Following the donor process with Lynda, Brian said he was more comfortable about the donor procedure because he observed how the medical team exhausted all possible life-saving efforts before determining Lynda was brain dead.
Patients who are brain dead have no brain activity and cannot breathe on their own. Brain death is not a coma. Brain death is death, according to the US Department of Health & Human Services.
Brian talked to their three children, Latrice, Bryce, and Brianna, throughout the process.
Latrice said the most difficult part for her was to think about losing her mother and having to agree to share her mother’s organs in such a short time.
However, Lynda’s wishes were fulfilled and the Jensen family received a letter from LifeSource telling the family that because of Lynda’s generosity, three people received a better quality of life.
A 44-year-old man from Minnesota received the double gift of Lynda’s right kidney and liver.
He is single and works in the grain industry. He suffered from chronic liver and kidney disease and had been waiting since 2008 for a matching organ donor. His surgery was successful and his family sent a message of sincere thanks.
Also, a 38-year-old Minnesota man received the double gift of Lynda’s left kidney and pancreas. This recipient is married and has two young children. He is employed as an electrician. His doctor states that he is doing well following his transplant and has great function in both organs.
A 56-year-old Minnesota woman received the gift of Lynda’s lungs. She is single and works in the grocery industry. She had been waiting since 2009 because of a progressive disease that caused an obstruction of her airflow and made breathing very difficult. The transplant center indicates that she is doing well following her surgery and is “thrilled to be able to breathe easily and overwhelmed with gratitude.”
Lynda also gave the gift of donated tissue, which can be saved and used up to five years after the tissue has been taken. Her heart, as well, was donated so that her heart valves may be used in the future to replace damaged heart valves in patients who suffer from congenital heart defects.
How to become a donor
Each day 77 people receive organ transplants, according to the US Department of Health & Human Services. However, 19 people die each day waiting for transplants that can’t take place because of the shortage of donated organs.
People who want to become organ donors should:

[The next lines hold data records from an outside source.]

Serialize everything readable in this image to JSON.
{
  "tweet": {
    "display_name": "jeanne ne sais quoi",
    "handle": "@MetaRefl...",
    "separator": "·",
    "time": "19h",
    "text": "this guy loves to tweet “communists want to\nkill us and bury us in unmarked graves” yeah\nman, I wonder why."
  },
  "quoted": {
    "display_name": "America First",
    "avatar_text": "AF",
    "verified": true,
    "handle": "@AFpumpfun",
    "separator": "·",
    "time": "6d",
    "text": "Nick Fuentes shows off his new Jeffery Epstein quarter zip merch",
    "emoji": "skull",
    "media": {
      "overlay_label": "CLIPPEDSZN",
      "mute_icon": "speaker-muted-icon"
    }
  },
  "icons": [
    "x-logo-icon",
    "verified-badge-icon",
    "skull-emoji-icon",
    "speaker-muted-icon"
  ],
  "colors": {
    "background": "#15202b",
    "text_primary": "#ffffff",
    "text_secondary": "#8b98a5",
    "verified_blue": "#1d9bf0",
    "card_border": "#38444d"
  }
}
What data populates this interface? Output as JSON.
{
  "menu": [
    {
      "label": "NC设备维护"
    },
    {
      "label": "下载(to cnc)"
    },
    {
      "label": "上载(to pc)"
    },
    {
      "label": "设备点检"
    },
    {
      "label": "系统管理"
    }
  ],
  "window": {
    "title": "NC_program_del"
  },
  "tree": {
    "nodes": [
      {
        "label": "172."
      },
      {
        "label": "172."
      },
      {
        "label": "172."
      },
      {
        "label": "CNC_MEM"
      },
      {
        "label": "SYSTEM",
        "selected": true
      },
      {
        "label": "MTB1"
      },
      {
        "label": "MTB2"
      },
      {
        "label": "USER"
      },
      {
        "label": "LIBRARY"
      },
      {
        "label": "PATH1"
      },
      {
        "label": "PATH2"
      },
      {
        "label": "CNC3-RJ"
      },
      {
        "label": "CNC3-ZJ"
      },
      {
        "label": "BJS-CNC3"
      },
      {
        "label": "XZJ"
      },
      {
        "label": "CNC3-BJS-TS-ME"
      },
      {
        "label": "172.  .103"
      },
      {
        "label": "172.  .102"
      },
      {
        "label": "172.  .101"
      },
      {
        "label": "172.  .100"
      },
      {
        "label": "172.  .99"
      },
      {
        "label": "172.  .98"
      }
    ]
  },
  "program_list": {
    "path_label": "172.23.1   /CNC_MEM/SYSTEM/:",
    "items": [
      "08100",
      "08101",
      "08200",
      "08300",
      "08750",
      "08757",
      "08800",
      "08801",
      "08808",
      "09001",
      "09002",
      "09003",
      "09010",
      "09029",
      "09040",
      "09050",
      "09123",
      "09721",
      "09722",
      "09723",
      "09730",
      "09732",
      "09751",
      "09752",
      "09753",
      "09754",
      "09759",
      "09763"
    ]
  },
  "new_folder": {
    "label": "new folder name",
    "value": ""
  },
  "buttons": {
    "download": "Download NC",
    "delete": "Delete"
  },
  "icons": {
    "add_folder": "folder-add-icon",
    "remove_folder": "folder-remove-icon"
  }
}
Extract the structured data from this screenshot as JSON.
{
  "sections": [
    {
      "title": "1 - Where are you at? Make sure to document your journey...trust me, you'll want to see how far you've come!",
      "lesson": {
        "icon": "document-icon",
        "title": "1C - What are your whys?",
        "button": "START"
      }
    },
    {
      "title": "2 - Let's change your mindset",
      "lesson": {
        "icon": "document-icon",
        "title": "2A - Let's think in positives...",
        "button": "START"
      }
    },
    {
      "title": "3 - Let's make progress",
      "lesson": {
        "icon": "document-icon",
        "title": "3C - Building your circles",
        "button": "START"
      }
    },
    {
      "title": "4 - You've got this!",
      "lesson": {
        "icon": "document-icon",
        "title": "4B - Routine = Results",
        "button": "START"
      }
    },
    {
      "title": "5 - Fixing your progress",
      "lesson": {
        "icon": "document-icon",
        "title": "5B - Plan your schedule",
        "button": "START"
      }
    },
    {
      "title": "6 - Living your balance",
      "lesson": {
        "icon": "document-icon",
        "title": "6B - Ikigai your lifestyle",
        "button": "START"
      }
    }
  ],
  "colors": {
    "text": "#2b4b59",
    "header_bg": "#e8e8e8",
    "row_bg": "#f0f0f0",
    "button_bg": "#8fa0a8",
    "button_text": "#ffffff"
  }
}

• designate their decision on their driver’s license;
• tell their family about their donation decision;
• tell their physician, faith leader, and friends; and
• include donation in their advance directives, will, and living will.